ASSIGNMENT.
Every line in the records below that holds "kind" must be identified and copied.

DATA SHOWN.
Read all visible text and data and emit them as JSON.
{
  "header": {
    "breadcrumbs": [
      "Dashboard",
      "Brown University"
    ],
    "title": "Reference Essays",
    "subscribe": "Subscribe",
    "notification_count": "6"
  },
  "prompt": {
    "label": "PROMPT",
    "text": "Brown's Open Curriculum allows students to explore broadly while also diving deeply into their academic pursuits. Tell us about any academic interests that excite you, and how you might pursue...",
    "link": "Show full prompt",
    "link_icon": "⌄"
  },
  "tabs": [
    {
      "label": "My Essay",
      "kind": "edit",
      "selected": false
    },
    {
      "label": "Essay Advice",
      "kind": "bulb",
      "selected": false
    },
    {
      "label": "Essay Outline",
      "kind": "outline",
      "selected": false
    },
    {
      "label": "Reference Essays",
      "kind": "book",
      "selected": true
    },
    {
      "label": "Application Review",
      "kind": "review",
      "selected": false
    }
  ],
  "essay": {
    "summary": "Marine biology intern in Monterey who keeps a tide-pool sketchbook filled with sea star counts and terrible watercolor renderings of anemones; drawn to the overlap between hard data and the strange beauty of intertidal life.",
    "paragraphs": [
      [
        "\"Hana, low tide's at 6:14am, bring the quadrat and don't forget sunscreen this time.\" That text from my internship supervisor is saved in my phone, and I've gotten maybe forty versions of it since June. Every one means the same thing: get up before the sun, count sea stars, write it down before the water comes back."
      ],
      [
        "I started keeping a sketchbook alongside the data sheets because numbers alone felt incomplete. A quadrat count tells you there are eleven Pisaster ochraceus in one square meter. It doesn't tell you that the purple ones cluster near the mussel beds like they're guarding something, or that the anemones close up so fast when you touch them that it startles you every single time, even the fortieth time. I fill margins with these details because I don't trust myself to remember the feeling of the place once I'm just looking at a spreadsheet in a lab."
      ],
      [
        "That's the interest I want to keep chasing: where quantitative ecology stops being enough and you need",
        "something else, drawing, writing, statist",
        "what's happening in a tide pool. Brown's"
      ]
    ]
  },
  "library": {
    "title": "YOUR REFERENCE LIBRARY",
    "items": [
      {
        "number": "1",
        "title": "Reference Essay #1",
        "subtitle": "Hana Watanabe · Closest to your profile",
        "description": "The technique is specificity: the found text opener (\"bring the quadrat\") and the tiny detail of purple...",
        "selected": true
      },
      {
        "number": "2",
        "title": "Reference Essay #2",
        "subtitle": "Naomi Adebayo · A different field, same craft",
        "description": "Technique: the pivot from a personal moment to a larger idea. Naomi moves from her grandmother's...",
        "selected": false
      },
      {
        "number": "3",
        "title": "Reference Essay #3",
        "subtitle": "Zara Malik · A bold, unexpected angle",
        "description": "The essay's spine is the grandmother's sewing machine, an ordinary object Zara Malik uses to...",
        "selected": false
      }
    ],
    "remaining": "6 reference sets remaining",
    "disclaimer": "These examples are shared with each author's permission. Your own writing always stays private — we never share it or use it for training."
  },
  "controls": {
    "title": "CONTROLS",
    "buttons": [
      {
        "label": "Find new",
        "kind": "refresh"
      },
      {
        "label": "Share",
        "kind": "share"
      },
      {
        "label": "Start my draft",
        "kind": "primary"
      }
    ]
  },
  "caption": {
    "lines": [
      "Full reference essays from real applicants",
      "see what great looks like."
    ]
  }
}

PROBLEM SOLUTION.
      "kind": "edit",
      "kind": "bulb",
      "kind": "outline",
      "kind": "book",
      "kind": "review",
        "kind": "refresh"
        "kind": "share"
        "kind": "primary"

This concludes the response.